In the data below, which lines hold the word "Document"? Copy them.

- - -

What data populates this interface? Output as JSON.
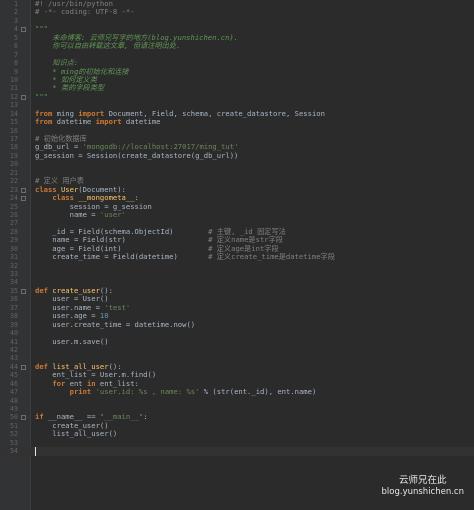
{
  "editor": {
    "lines": [
      {
        "n": "1",
        "segs": [
          [
            "cm",
            "#! /usr/bin/python"
          ]
        ]
      },
      {
        "n": "2",
        "segs": [
          [
            "cm",
            "# -*- coding: UTF-8 -*-"
          ]
        ]
      },
      {
        "n": "3",
        "segs": []
      },
      {
        "n": "4",
        "segs": [
          [
            "doc",
            "\"\"\""
          ]
        ],
        "fold": true
      },
      {
        "n": "5",
        "segs": [
          [
            "doc",
            "    未命博客: 云师兄写字的地方(blog.yunshichen.cn)."
          ]
        ]
      },
      {
        "n": "6",
        "segs": [
          [
            "doc",
            "    你可以自由转载这文章, 但请注明出处."
          ]
        ]
      },
      {
        "n": "7",
        "segs": []
      },
      {
        "n": "8",
        "segs": [
          [
            "doc",
            "    知识点:"
          ]
        ]
      },
      {
        "n": "9",
        "segs": [
          [
            "doc",
            "    * ming的初始化和连接"
          ]
        ]
      },
      {
        "n": "10",
        "segs": [
          [
            "doc",
            "    * 如何定义类"
          ]
        ]
      },
      {
        "n": "11",
        "segs": [
          [
            "doc",
            "    * 类的字段类型"
          ]
        ]
      },
      {
        "n": "12",
        "segs": [
          [
            "doc",
            "\"\"\""
          ]
        ],
        "fold": true
      },
      {
        "n": "13",
        "segs": []
      },
      {
        "n": "14",
        "segs": [
          [
            "kw",
            "from"
          ],
          [
            "",
            " ming "
          ],
          [
            "kw",
            "import"
          ],
          [
            "",
            " Document, Field, schema, create_datastore, Session"
          ]
        ]
      },
      {
        "n": "15",
        "segs": [
          [
            "kw",
            "from"
          ],
          [
            "",
            " datetime "
          ],
          [
            "kw",
            "import"
          ],
          [
            "",
            " datetime"
          ]
        ]
      },
      {
        "n": "16",
        "segs": []
      },
      {
        "n": "17",
        "segs": [
          [
            "cm",
            "# 初始化数据库"
          ]
        ]
      },
      {
        "n": "18",
        "segs": [
          [
            "",
            "g_db_url = "
          ],
          [
            "st",
            "'mongodb://localhost:27017/ming_tut'"
          ]
        ]
      },
      {
        "n": "19",
        "segs": [
          [
            "",
            "g_session = Session(create_datastore(g_db_url))"
          ]
        ]
      },
      {
        "n": "20",
        "segs": []
      },
      {
        "n": "21",
        "segs": []
      },
      {
        "n": "22",
        "segs": [
          [
            "cm",
            "# 定义 用户表"
          ]
        ]
      },
      {
        "n": "23",
        "segs": [
          [
            "kw",
            "class"
          ],
          [
            "cls",
            " User"
          ],
          [
            "",
            "(Document):"
          ]
        ],
        "fold": true
      },
      {
        "n": "24",
        "segs": [
          [
            "",
            "    "
          ],
          [
            "kw",
            "class"
          ],
          [
            "cls",
            " __mongometa__"
          ],
          [
            "",
            ":"
          ]
        ],
        "fold": true
      },
      {
        "n": "25",
        "segs": [
          [
            "",
            "        session = g_session"
          ]
        ]
      },
      {
        "n": "26",
        "segs": [
          [
            "",
            "        name = "
          ],
          [
            "st",
            "'user'"
          ]
        ]
      },
      {
        "n": "27",
        "segs": []
      },
      {
        "n": "28",
        "segs": [
          [
            "",
            "    _id = Field(schema.ObjectId)        "
          ],
          [
            "cm",
            "# 主键, _id 固定写法"
          ]
        ]
      },
      {
        "n": "29",
        "segs": [
          [
            "",
            "    name = Field(str)                   "
          ],
          [
            "cm",
            "# 定义name是str字段"
          ]
        ]
      },
      {
        "n": "30",
        "segs": [
          [
            "",
            "    age = Field(int)                    "
          ],
          [
            "cm",
            "# 定义age是int字段"
          ]
        ]
      },
      {
        "n": "31",
        "segs": [
          [
            "",
            "    create_time = Field(datetime)       "
          ],
          [
            "cm",
            "# 定义create_time是datetime字段"
          ]
        ]
      },
      {
        "n": "32",
        "segs": []
      },
      {
        "n": "33",
        "segs": []
      },
      {
        "n": "34",
        "segs": []
      },
      {
        "n": "35",
        "segs": [
          [
            "kw",
            "def"
          ],
          [
            "fn",
            " create_user"
          ],
          [
            "",
            "():"
          ]
        ],
        "fold": true
      },
      {
        "n": "36",
        "segs": [
          [
            "",
            "    user = User()"
          ]
        ]
      },
      {
        "n": "37",
        "segs": [
          [
            "",
            "    user.name = "
          ],
          [
            "st",
            "'test'"
          ]
        ]
      },
      {
        "n": "38",
        "segs": [
          [
            "",
            "    user.age = "
          ],
          [
            "num",
            "10"
          ]
        ]
      },
      {
        "n": "39",
        "segs": [
          [
            "",
            "    user.create_time = datetime.now()"
          ]
        ]
      },
      {
        "n": "40",
        "segs": []
      },
      {
        "n": "41",
        "segs": [
          [
            "",
            "    user.m.save()"
          ]
        ]
      },
      {
        "n": "42",
        "segs": []
      },
      {
        "n": "43",
        "segs": []
      },
      {
        "n": "44",
        "segs": [
          [
            "kw",
            "def"
          ],
          [
            "fn",
            " list_all_user"
          ],
          [
            "",
            "():"
          ]
        ],
        "fold": true
      },
      {
        "n": "45",
        "segs": [
          [
            "",
            "    ent_list = User.m.find()"
          ]
        ]
      },
      {
        "n": "46",
        "segs": [
          [
            "",
            "    "
          ],
          [
            "kw",
            "for"
          ],
          [
            "",
            " ent "
          ],
          [
            "kw",
            "in"
          ],
          [
            "",
            " ent_list:"
          ]
        ]
      },
      {
        "n": "47",
        "segs": [
          [
            "",
            "        "
          ],
          [
            "kw",
            "print"
          ],
          [
            "",
            " "
          ],
          [
            "st",
            "'user.id: %s , name: %s'"
          ],
          [
            "",
            " % (str(ent._id), ent.name)"
          ]
        ]
      },
      {
        "n": "48",
        "segs": []
      },
      {
        "n": "49",
        "segs": []
      },
      {
        "n": "50",
        "segs": [
          [
            "kw",
            "if"
          ],
          [
            "",
            " __name__ == "
          ],
          [
            "st",
            "\"__main__\""
          ],
          [
            "",
            ":"
          ]
        ],
        "fold": true
      },
      {
        "n": "51",
        "segs": [
          [
            "",
            "    create_user()"
          ]
        ]
      },
      {
        "n": "52",
        "segs": [
          [
            "",
            "    list_all_user()"
          ]
        ]
      },
      {
        "n": "53",
        "segs": []
      },
      {
        "n": "54",
        "segs": [],
        "caret": true
      }
    ]
  },
  "watermark": {
    "line1": "云师兄在此",
    "line2": "blog.yunshichen.cn"
  }
}
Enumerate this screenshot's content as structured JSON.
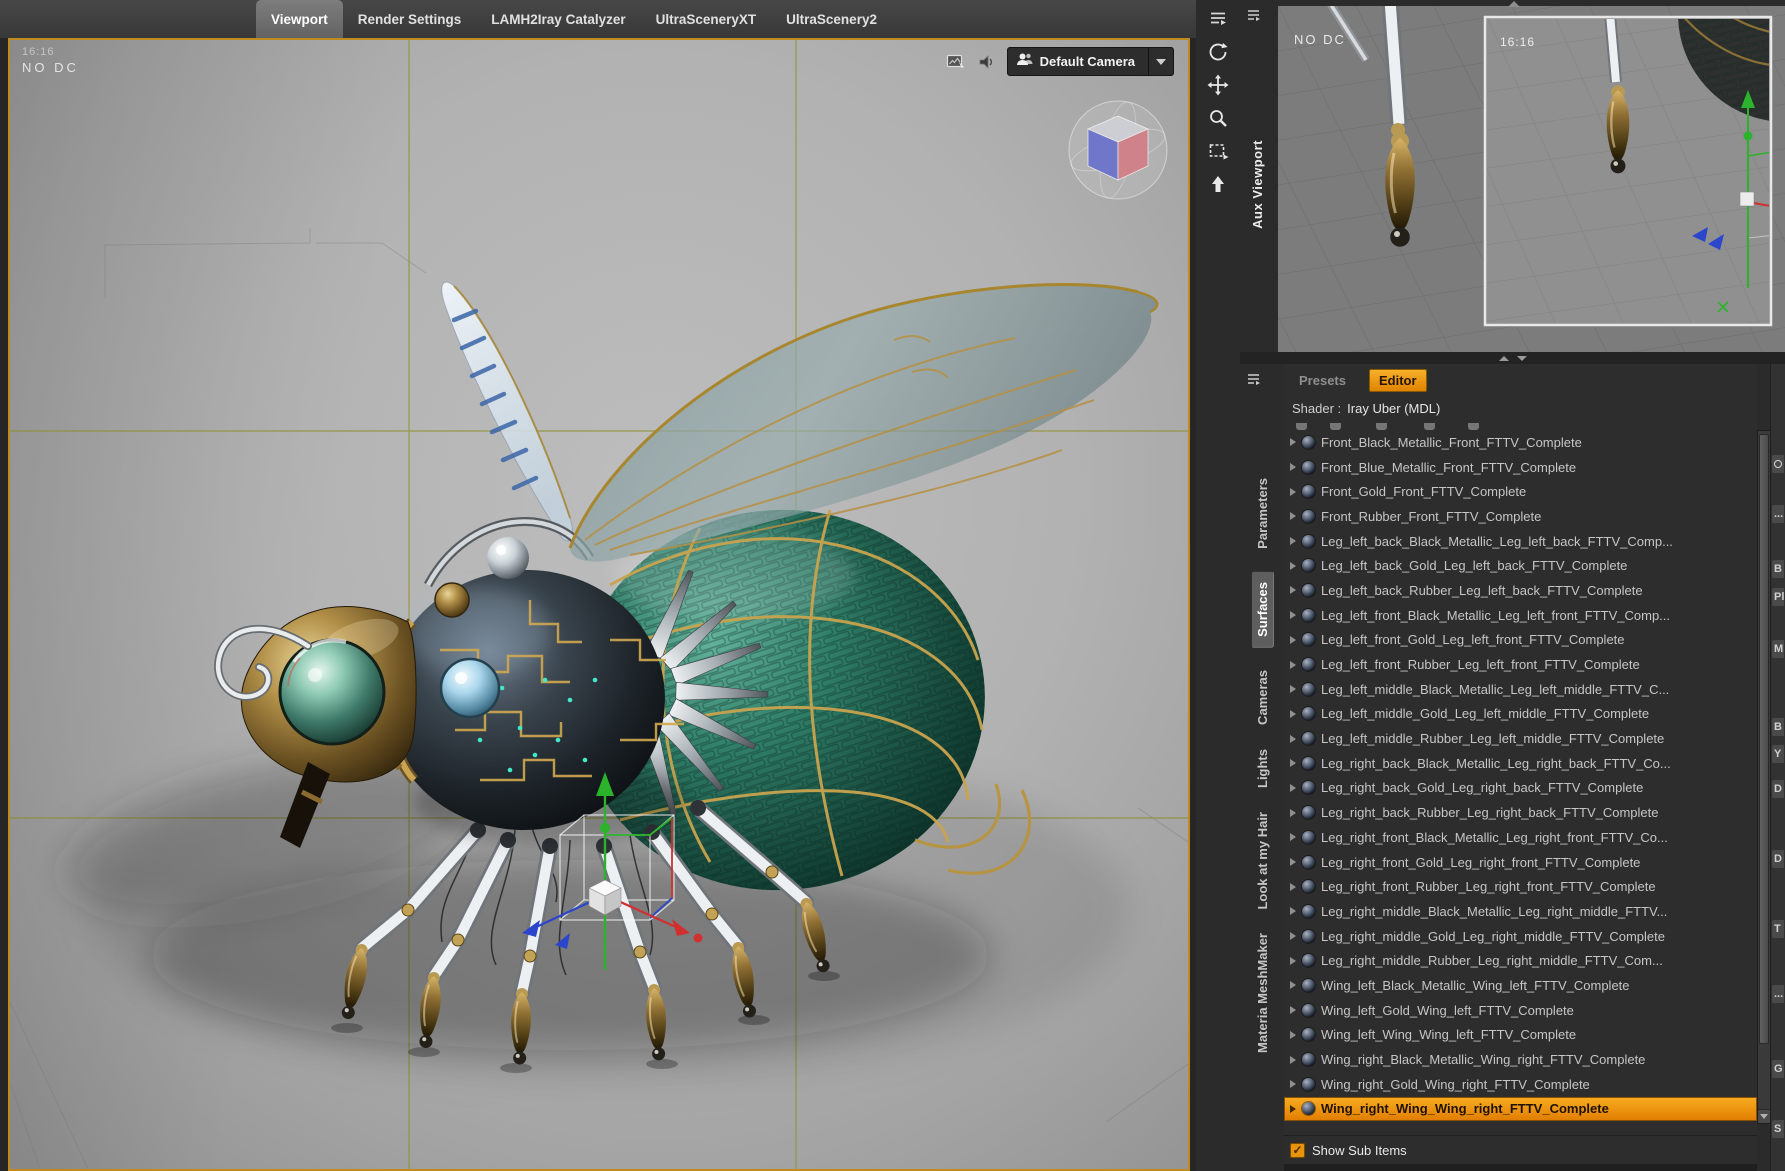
{
  "main_tabs": [
    {
      "label": "Viewport",
      "selected": true
    },
    {
      "label": "Render Settings",
      "selected": false
    },
    {
      "label": "LAMH2Iray Catalyzer",
      "selected": false
    },
    {
      "label": "UltraSceneryXT",
      "selected": false
    },
    {
      "label": "UltraScenery2",
      "selected": false
    }
  ],
  "viewport": {
    "hud_line1": "16:16",
    "hud_line2": "NO DC",
    "camera_selector": {
      "value": "Default Camera"
    }
  },
  "aux_viewport": {
    "tab_label": "Aux Viewport",
    "hud": "NO DC",
    "inner_hud": "16:16"
  },
  "side_tabs": [
    {
      "label": "Parameters",
      "selected": false
    },
    {
      "label": "Surfaces",
      "selected": true
    },
    {
      "label": "Cameras",
      "selected": false
    },
    {
      "label": "Lights",
      "selected": false
    },
    {
      "label": "Look at my Hair",
      "selected": false
    },
    {
      "label": "Materia MeshMaker",
      "selected": false
    }
  ],
  "surfaces_panel": {
    "tabs": [
      {
        "label": "Presets",
        "selected": false
      },
      {
        "label": "Editor",
        "selected": true
      }
    ],
    "shader_label": "Shader :",
    "shader_value": "Iray Uber (MDL)",
    "items": [
      {
        "label": "Front_Black_Metallic_Front_FTTV_Complete",
        "selected": false
      },
      {
        "label": "Front_Blue_Metallic_Front_FTTV_Complete",
        "selected": false
      },
      {
        "label": "Front_Gold_Front_FTTV_Complete",
        "selected": false
      },
      {
        "label": "Front_Rubber_Front_FTTV_Complete",
        "selected": false
      },
      {
        "label": "Leg_left_back_Black_Metallic_Leg_left_back_FTTV_Comp...",
        "selected": false
      },
      {
        "label": "Leg_left_back_Gold_Leg_left_back_FTTV_Complete",
        "selected": false
      },
      {
        "label": "Leg_left_back_Rubber_Leg_left_back_FTTV_Complete",
        "selected": false
      },
      {
        "label": "Leg_left_front_Black_Metallic_Leg_left_front_FTTV_Comp...",
        "selected": false
      },
      {
        "label": "Leg_left_front_Gold_Leg_left_front_FTTV_Complete",
        "selected": false
      },
      {
        "label": "Leg_left_front_Rubber_Leg_left_front_FTTV_Complete",
        "selected": false
      },
      {
        "label": "Leg_left_middle_Black_Metallic_Leg_left_middle_FTTV_C...",
        "selected": false
      },
      {
        "label": "Leg_left_middle_Gold_Leg_left_middle_FTTV_Complete",
        "selected": false
      },
      {
        "label": "Leg_left_middle_Rubber_Leg_left_middle_FTTV_Complete",
        "selected": false
      },
      {
        "label": "Leg_right_back_Black_Metallic_Leg_right_back_FTTV_Co...",
        "selected": false
      },
      {
        "label": "Leg_right_back_Gold_Leg_right_back_FTTV_Complete",
        "selected": false
      },
      {
        "label": "Leg_right_back_Rubber_Leg_right_back_FTTV_Complete",
        "selected": false
      },
      {
        "label": "Leg_right_front_Black_Metallic_Leg_right_front_FTTV_Co...",
        "selected": false
      },
      {
        "label": "Leg_right_front_Gold_Leg_right_front_FTTV_Complete",
        "selected": false
      },
      {
        "label": "Leg_right_front_Rubber_Leg_right_front_FTTV_Complete",
        "selected": false
      },
      {
        "label": "Leg_right_middle_Black_Metallic_Leg_right_middle_FTTV...",
        "selected": false
      },
      {
        "label": "Leg_right_middle_Gold_Leg_right_middle_FTTV_Complete",
        "selected": false
      },
      {
        "label": "Leg_right_middle_Rubber_Leg_right_middle_FTTV_Com...",
        "selected": false
      },
      {
        "label": "Wing_left_Black_Metallic_Wing_left_FTTV_Complete",
        "selected": false
      },
      {
        "label": "Wing_left_Gold_Wing_left_FTTV_Complete",
        "selected": false
      },
      {
        "label": "Wing_left_Wing_Wing_left_FTTV_Complete",
        "selected": false
      },
      {
        "label": "Wing_right_Black_Metallic_Wing_right_FTTV_Complete",
        "selected": false
      },
      {
        "label": "Wing_right_Gold_Wing_right_FTTV_Complete",
        "selected": false
      },
      {
        "label": "Wing_right_Wing_Wing_right_FTTV_Complete",
        "selected": true
      }
    ],
    "footer": {
      "show_sub_items_label": "Show Sub Items",
      "checked": true
    }
  },
  "right_edge_fragments": [
    {
      "icon": "search-icon"
    },
    {
      "text": "..."
    },
    {
      "text": "B"
    },
    {
      "text": "Pl"
    },
    {
      "text": "M"
    },
    {
      "text": "B"
    },
    {
      "text": "Y"
    },
    {
      "text": "D"
    },
    {
      "text": "D"
    },
    {
      "text": "T"
    },
    {
      "text": "..."
    },
    {
      "text": "G"
    },
    {
      "text": "S"
    }
  ],
  "colors": {
    "accent_orange": "#e8930c",
    "selection_top": "#f9ad22",
    "selection_bottom": "#e07c00",
    "viewport_frame": "#c08a1e"
  }
}
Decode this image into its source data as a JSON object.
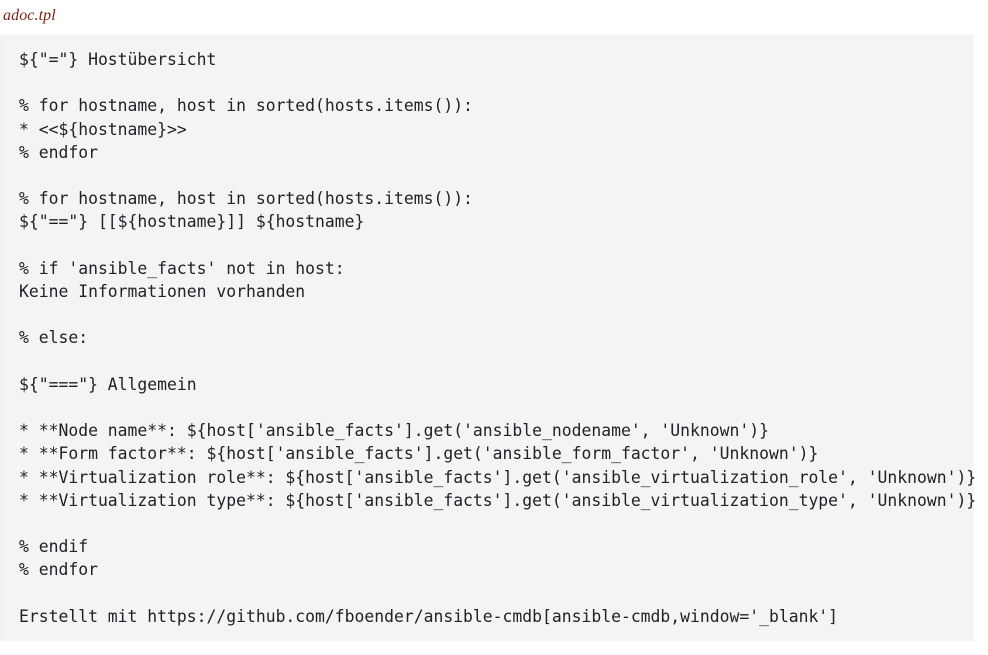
{
  "block": {
    "title": "adoc.tpl",
    "title_color": "#7a2518",
    "background_color": "#f4f4f6",
    "text_color": "#222226",
    "language": "mako-asciidoc-template"
  },
  "code": {
    "lines": [
      "${\"=\"} Hostübersicht",
      "",
      "% for hostname, host in sorted(hosts.items()):",
      "* <<${hostname}>>",
      "% endfor",
      "",
      "% for hostname, host in sorted(hosts.items()):",
      "${\"==\"} [[${hostname}]] ${hostname}",
      "",
      "% if 'ansible_facts' not in host:",
      "Keine Informationen vorhanden",
      "",
      "% else:",
      "",
      "${\"===\"} Allgemein",
      "",
      "* **Node name**: ${host['ansible_facts'].get('ansible_nodename', 'Unknown')}",
      "* **Form factor**: ${host['ansible_facts'].get('ansible_form_factor', 'Unknown')}",
      "* **Virtualization role**: ${host['ansible_facts'].get('ansible_virtualization_role', 'Unknown')}",
      "* **Virtualization type**: ${host['ansible_facts'].get('ansible_virtualization_type', 'Unknown')}",
      "",
      "% endif",
      "% endfor",
      "",
      "Erstellt mit https://github.com/fboender/ansible-cmdb[ansible-cmdb,window='_blank']"
    ]
  }
}
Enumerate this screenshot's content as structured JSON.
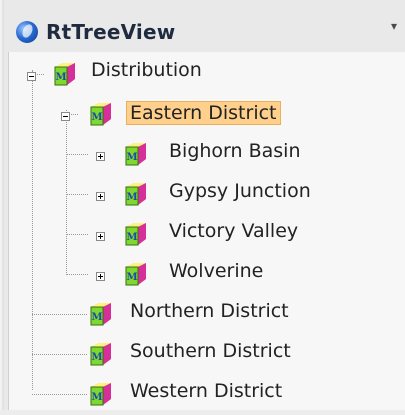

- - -

## EXERCISE ANSWER
            " Document, Field, schema, create_datastore, Session"
            "(Document):"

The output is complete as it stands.